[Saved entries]

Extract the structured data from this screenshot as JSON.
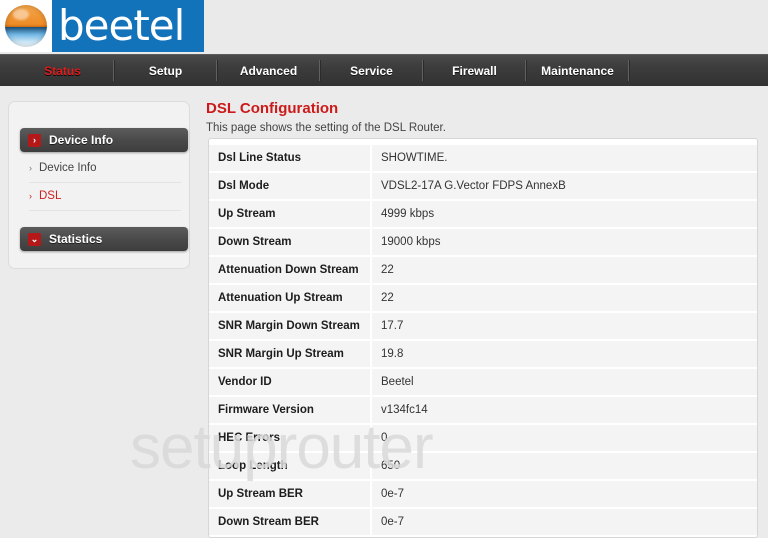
{
  "brand": {
    "name": "beetel",
    "logo_icon": "sphere-logo-icon",
    "bar_color": "#1273bb"
  },
  "nav": {
    "active_color": "#e01b1b",
    "items": [
      {
        "label": "Status",
        "active": true
      },
      {
        "label": "Setup",
        "active": false
      },
      {
        "label": "Advanced",
        "active": false
      },
      {
        "label": "Service",
        "active": false
      },
      {
        "label": "Firewall",
        "active": false
      },
      {
        "label": "Maintenance",
        "active": false
      }
    ]
  },
  "sidebar": {
    "sections": [
      {
        "label": "Device Info",
        "badge": "›"
      },
      {
        "label": "Statistics",
        "badge": "⌄"
      }
    ],
    "items": [
      {
        "label": "Device Info",
        "arrow": "›",
        "active": false
      },
      {
        "label": "DSL",
        "arrow": "›",
        "active": true
      }
    ]
  },
  "main": {
    "title": "DSL Configuration",
    "subtitle": "This page shows the setting of the DSL Router.",
    "title_color": "#cc1a1a",
    "table": {
      "rows": [
        {
          "label": "Dsl Line Status",
          "value": "SHOWTIME."
        },
        {
          "label": "Dsl Mode",
          "value": "VDSL2-17A G.Vector FDPS AnnexB"
        },
        {
          "label": "Up Stream",
          "value": "4999 kbps"
        },
        {
          "label": "Down Stream",
          "value": "19000 kbps"
        },
        {
          "label": "Attenuation Down Stream",
          "value": "22"
        },
        {
          "label": "Attenuation Up Stream",
          "value": "22"
        },
        {
          "label": "SNR Margin Down Stream",
          "value": "17.7"
        },
        {
          "label": "SNR Margin Up Stream",
          "value": "19.8"
        },
        {
          "label": "Vendor ID",
          "value": "Beetel"
        },
        {
          "label": "Firmware Version",
          "value": "v134fc14"
        },
        {
          "label": "HEC Errors",
          "value": "0"
        },
        {
          "label": "Loop Length",
          "value": "650"
        },
        {
          "label": "Up Stream BER",
          "value": "0e-7"
        },
        {
          "label": "Down Stream BER",
          "value": "0e-7"
        }
      ]
    }
  },
  "watermark": {
    "text": "setuprouter"
  }
}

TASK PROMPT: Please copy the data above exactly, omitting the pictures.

REPLY:
Extract the structured data from this screenshot as JSON.
{
  "brand": {
    "name": "beetel",
    "logo_icon": "sphere-logo-icon",
    "bar_color": "#1273bb"
  },
  "nav": {
    "active_color": "#e01b1b",
    "items": [
      {
        "label": "Status",
        "active": true
      },
      {
        "label": "Setup",
        "active": false
      },
      {
        "label": "Advanced",
        "active": false
      },
      {
        "label": "Service",
        "active": false
      },
      {
        "label": "Firewall",
        "active": false
      },
      {
        "label": "Maintenance",
        "active": false
      }
    ]
  },
  "sidebar": {
    "sections": [
      {
        "label": "Device Info",
        "badge": "›"
      },
      {
        "label": "Statistics",
        "badge": "⌄"
      }
    ],
    "items": [
      {
        "label": "Device Info",
        "arrow": "›",
        "active": false
      },
      {
        "label": "DSL",
        "arrow": "›",
        "active": true
      }
    ]
  },
  "main": {
    "title": "DSL Configuration",
    "subtitle": "This page shows the setting of the DSL Router.",
    "title_color": "#cc1a1a",
    "table": {
      "rows": [
        {
          "label": "Dsl Line Status",
          "value": "SHOWTIME."
        },
        {
          "label": "Dsl Mode",
          "value": "VDSL2-17A G.Vector FDPS AnnexB"
        },
        {
          "label": "Up Stream",
          "value": "4999 kbps"
        },
        {
          "label": "Down Stream",
          "value": "19000 kbps"
        },
        {
          "label": "Attenuation Down Stream",
          "value": "22"
        },
        {
          "label": "Attenuation Up Stream",
          "value": "22"
        },
        {
          "label": "SNR Margin Down Stream",
          "value": "17.7"
        },
        {
          "label": "SNR Margin Up Stream",
          "value": "19.8"
        },
        {
          "label": "Vendor ID",
          "value": "Beetel"
        },
        {
          "label": "Firmware Version",
          "value": "v134fc14"
        },
        {
          "label": "HEC Errors",
          "value": "0"
        },
        {
          "label": "Loop Length",
          "value": "650"
        },
        {
          "label": "Up Stream BER",
          "value": "0e-7"
        },
        {
          "label": "Down Stream BER",
          "value": "0e-7"
        }
      ]
    }
  },
  "watermark": {
    "text": "setuprouter"
  }
}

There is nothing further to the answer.